March is a time for ushering in spring, and in 2023, spring has sprung early. I could tell by the pollen coating my car at the end of February, and the 75-80 degree days we have experienced so far this year. Spring traditionally brings the urge for spring cleaning; cleaning out the old and bringing in the new; and making space for the hope that spring brings. Most of think of our physical space when we think of spring cleaning, but spring cleaning is also a chance to declutter the mind, to re-fuel the body, and to fill the soul. For March, to promote your quality of life, health, and wellness, consider these strategies for spring cleaning.
The Merry Maids website includes a checklist and how-to tips for things like cleaning your baseboards or even cleaning your mattress: https://www.merrymaids.com/cleaning-tips/seasonal-cleaning/spring-cleaning-checklist/. Frankly, when I first saw this list, I was overwhelmed. So, I took a deep breath and realized that I did NOT have to do all of these things at once – or at all. Instead, I noted my top priority in my physical space – my basement bedroom and den. This was a priority because my daughter was bringing friends from college home with her for spring break. I had a deadline to clean the space for guests. That’s a funny thing about deadlines. My suggestion for cleaning your physical space: start with one room that’s a priority for you and give yourself a deadline.
Science supports that clearing out and discarding things from our physical space benefits our mind. “The benefits of decluttering have been expounded by experts as a means to boosting productivity, motivation, and creativity.” Spring Clean Your Mind, Headspace, by Sadia Ahmad. Another strategy for supporting a clearing of the mind is brain dumping. Practicing a morning or evening brain dump can be a helpful habit to start in this new spring season. When you let things out on paper – either by creating a list or journaling, you start your morning or close out your day with decluttering the mind of thoughts, stress, and the to-dos. You can clear your head and move forward with better clarity.
March is Nutrition for Well-Being for National Nutrition Month, and the Alabama State Bar and Birmingham Bar Association both have nutrition based CLE options this month. As part of spring cleaning, consider cleaning up your diet to benefit your body. The spring season is a great time to reflect on what you are using to fuel your body. Perhaps taking a few days with a cleanse in a mindful, healthy way supports cleaning your body. Certainly, paying attention to how foods you choose affect you in good ways and in bad ways can allow you to prioritize those foods that renew and energize your body. Prioritizing nutrient-rich, whole foods and choosing foods that are right for you can set you up for success in the long run and lead to a cleaner, healthier, well-fueled body.
By cleaning out physical space, clearing the mind, and focusing on a clean, healthy body, the soul resets.
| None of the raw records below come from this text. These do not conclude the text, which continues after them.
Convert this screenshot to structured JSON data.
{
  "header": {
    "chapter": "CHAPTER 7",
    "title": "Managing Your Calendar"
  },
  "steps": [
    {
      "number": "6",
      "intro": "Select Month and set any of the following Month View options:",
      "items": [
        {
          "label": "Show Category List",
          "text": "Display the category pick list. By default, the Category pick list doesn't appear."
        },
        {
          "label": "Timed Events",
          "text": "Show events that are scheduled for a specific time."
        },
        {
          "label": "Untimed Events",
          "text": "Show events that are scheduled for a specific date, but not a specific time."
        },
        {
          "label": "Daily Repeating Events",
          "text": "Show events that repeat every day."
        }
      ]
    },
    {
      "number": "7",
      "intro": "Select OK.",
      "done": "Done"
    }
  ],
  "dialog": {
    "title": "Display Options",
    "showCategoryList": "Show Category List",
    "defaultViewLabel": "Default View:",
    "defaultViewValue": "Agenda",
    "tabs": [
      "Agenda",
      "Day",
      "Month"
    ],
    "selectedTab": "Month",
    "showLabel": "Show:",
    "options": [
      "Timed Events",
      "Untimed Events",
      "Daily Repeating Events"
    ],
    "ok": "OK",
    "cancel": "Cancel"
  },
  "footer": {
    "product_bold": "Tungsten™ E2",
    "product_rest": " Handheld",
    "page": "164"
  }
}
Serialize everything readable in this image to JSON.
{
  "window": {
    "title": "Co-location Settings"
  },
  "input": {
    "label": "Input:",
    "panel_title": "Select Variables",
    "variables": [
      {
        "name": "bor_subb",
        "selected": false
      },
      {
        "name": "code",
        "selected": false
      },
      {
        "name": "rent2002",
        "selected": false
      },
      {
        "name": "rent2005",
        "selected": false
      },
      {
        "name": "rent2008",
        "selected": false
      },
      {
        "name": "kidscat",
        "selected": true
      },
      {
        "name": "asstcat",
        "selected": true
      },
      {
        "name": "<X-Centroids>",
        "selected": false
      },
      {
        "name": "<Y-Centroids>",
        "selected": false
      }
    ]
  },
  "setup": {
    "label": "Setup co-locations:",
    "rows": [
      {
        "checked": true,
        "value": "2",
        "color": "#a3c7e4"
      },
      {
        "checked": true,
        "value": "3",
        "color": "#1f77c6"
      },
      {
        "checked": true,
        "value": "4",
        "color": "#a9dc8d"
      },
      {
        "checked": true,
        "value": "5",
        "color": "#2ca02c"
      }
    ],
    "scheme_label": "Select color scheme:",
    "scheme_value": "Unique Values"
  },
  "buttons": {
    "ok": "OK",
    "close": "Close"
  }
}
You can welcome other things and activities that bring you joy, that fill your bucket – that cleanse your soul. The most used phrase for filling the soul these days is self-care, and spring cleaning may involve rebooting your self-care (soul-filling) routines. Our needs shift and change over time – with our obligations, our schedule, and even the weather. Let the new season motivate you to consider what fills your soul, what self-care activities are actually self-care. Take the time to tune in and consider how your current practices make you feel during and after. If these practices no longer serve you in this new season, make a change. Start with cleaning a small portion of your physical space, letting go of some things on your mind, and fueling your body to be its best; then, with better clarity and purpose, decide what you need to fill your soul.